“It kind of forms friendship … the guys that you studied with are designed to be there with each other, throughout the priesthood, to bounce ideas off of and be co-workers in the vineyard of the Lord.”

Another graduate of the program, Father Carl Beekman, who is the pastor of the Church of St Mary in Sycamore, Ill., said most priests do not have training in the administrative aspect of parish life.

“I think there is an assumption in the Church that you know exactly what you are getting into both administratively and spiritually, but, as we see, most do not know what they are really assuming in the office,” he told CNA.

“The program is very practical.

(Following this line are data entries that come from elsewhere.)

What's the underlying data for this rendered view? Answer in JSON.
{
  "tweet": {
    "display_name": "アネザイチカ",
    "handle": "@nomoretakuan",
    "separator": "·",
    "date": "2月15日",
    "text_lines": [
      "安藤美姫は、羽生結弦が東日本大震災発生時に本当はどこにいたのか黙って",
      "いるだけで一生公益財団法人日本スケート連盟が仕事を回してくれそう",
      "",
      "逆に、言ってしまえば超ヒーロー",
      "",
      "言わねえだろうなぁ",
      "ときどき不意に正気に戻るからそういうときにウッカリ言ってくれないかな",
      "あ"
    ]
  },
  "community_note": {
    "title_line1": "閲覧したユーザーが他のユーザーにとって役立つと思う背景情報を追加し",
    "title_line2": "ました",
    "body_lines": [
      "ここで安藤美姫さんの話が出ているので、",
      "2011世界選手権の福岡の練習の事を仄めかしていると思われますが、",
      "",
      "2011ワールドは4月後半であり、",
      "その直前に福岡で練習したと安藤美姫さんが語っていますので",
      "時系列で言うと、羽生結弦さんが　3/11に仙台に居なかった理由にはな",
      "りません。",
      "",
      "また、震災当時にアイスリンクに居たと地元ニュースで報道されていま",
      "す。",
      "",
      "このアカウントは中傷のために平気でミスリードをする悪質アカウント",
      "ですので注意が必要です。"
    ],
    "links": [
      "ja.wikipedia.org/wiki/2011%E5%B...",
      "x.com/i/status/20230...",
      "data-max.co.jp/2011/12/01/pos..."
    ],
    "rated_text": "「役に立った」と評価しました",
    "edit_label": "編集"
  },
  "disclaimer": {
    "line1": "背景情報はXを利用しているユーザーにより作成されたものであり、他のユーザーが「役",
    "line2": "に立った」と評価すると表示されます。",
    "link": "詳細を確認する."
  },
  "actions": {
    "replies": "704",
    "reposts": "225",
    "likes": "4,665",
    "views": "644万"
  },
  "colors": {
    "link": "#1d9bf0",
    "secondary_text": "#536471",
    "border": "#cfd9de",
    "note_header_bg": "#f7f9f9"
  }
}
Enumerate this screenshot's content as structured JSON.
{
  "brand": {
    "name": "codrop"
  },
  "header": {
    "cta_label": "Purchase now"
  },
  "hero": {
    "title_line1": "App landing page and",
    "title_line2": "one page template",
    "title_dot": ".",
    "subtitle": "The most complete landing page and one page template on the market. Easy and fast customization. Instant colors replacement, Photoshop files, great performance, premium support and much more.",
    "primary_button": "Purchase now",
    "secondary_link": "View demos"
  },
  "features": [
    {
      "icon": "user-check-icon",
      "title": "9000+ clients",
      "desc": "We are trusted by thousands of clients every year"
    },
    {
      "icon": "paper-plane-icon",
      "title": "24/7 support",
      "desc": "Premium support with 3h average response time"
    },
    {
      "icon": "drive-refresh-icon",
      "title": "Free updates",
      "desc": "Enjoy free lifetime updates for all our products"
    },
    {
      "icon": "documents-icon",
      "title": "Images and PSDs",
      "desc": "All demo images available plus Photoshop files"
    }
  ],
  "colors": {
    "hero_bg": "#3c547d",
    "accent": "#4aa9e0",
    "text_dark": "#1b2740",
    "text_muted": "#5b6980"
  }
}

It works from anywhere of crisis management to fundraising,” he said. “I had been praying for a program like this most of my 18 years of priesthood, and before.”

The curriculum was developed as a combined effort by Catholic University schools of Theology and Religious Studies, Canon Law, and Architecture and Planning.

The program is endorsed by numerous U.S. bishops, including Cardinal Donald Wuerl of Washington, Archbishop Jose Gomez of Los Angeles, and Bishop James Checchio of Metuchen.

According to Catholic University of America, Cardinal Wuerl said the program is “a welcome resource to guide pastor and their finance councils through a planning and budgeting cycle with an eye to good consultation, collaboration, and communication."